Since many small and medium companies shifted to a remote-first model practically overnight in 2020, a “window of opportunity” has opened for hackers.
Help your team members become aware of the cybersecurity risks.
Some of the most common types of cyberattacks and financial frauds that may target your employees’ accounts include (but are not limited to):
- Phishing scams
- Identity theft
- Ransomware attacks
- Business email compromise
Of course, high-privilege accounts, such as the one of a system administrator, or the accounts of employees who have access to the company’s finances, should be protected at an even higher level.
That’s why educating your employees and keeping everyone on the same page regarding the importance of password protection could help you prevent major business disasters.
Keep cybersecurity news and updates among the important notes for your employees.
Engage your IT staff or a managed security provider to help you, whether you choose to document important notes as part of your internal communications, present them during an onboarding phase for new employees or emphasize them during cybersecurity training for your staff.
How Can a Managed IT Security Provider Help You Keep Your Data Safe?
Besides the fact that a dedicated team of cybersecurity experts can run regular cybersecurity training for your staff, a managed cybersecurity provider can also help you:
- Identify risks and vulnerabilities
- Strengthen passwords for accounts
- Test and scan your emails for phishing scams
- Keep your system updated at all times
- Enable secure access to an office network
- Manage and monitor all access points
- Troubleshoot and fix any occurring issues
- Prevent threats and keep your data secure
Remember, it could only take one compromised password to put sensitive corporate data at risk.
Key Takeaways on Password Protection with the Help of Managed Security Services
As already mentioned, it’s very important to educate your employees about cybersecurity risks and make sure they’re aware of the importance of creating and managing strong passwords, especially for work accounts they access via a home desktop computer or a personal laptop.
Using unique passwords, two-factor authentication and other password protection tactics for each account will help your employees create a stronger barrier for unauthorized access to sensitive data.
The best practice is to apply a proactive IT security approach to your business.

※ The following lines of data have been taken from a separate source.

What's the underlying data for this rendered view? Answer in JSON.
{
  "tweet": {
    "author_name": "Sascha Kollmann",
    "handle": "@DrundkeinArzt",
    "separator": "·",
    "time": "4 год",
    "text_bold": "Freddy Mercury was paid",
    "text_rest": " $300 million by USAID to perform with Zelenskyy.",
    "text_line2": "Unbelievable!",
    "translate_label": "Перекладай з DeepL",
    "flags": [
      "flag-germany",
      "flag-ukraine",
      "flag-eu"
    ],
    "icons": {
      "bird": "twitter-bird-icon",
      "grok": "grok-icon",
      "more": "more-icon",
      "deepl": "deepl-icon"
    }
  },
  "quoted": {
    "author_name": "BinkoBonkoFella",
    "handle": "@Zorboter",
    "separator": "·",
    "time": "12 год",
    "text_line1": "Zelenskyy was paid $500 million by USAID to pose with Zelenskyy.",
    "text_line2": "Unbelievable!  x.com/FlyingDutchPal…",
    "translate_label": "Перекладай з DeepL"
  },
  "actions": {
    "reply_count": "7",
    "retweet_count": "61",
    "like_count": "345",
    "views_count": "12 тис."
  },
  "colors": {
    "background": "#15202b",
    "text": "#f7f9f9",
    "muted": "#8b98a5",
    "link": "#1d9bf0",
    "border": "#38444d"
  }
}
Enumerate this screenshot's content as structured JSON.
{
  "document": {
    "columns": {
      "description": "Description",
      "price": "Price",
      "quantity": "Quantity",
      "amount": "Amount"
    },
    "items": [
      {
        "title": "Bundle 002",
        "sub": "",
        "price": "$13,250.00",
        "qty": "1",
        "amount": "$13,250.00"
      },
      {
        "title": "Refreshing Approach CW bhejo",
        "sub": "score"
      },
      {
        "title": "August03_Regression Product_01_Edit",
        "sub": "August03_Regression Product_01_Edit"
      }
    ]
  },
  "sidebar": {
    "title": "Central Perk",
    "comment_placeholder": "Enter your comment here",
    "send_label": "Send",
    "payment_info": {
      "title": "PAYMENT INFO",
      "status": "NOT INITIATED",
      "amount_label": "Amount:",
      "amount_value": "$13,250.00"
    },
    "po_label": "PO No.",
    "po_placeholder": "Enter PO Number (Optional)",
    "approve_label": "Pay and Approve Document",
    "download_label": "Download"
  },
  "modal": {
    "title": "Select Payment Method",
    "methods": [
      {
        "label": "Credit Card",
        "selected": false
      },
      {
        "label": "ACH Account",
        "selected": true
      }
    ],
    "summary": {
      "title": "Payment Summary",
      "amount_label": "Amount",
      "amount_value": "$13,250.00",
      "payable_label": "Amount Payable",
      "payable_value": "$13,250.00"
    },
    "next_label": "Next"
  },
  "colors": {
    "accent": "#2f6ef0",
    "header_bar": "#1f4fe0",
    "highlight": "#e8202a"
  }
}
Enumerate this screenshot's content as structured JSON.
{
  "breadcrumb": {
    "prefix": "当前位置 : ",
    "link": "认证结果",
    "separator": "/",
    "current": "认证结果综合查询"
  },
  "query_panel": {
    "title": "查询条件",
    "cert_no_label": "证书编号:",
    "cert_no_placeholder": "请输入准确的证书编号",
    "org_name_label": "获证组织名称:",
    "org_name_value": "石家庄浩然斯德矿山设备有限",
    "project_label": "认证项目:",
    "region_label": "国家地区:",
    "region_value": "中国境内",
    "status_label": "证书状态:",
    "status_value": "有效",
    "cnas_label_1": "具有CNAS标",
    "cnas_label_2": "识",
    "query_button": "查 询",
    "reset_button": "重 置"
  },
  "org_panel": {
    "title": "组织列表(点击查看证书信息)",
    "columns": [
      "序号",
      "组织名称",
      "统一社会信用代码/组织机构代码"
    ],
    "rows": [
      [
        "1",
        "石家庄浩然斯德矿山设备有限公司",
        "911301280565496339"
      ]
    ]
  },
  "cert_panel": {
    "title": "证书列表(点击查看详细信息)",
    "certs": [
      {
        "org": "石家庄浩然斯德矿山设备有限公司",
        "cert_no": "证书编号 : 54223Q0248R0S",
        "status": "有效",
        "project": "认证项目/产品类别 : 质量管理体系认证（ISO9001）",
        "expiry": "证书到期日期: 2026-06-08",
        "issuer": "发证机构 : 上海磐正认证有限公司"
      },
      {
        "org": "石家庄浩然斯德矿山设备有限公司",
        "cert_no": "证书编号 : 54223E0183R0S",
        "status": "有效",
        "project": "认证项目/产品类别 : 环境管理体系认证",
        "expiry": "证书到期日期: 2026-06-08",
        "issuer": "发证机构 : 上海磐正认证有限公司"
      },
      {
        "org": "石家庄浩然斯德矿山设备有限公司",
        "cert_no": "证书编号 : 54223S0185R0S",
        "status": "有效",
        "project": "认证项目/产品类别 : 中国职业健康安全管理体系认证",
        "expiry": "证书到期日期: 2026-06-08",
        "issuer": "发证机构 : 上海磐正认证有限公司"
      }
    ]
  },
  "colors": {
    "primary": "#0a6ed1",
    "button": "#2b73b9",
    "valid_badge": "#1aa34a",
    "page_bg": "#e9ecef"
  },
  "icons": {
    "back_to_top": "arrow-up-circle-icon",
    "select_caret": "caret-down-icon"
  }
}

Depending on your business size and current system and networks, you may hire in-house IT specialists or hire a managed security services provider to help you create a strategy tailored to your needs. This will help you efficiently assess risks, detect vulnerabilities and protect your data.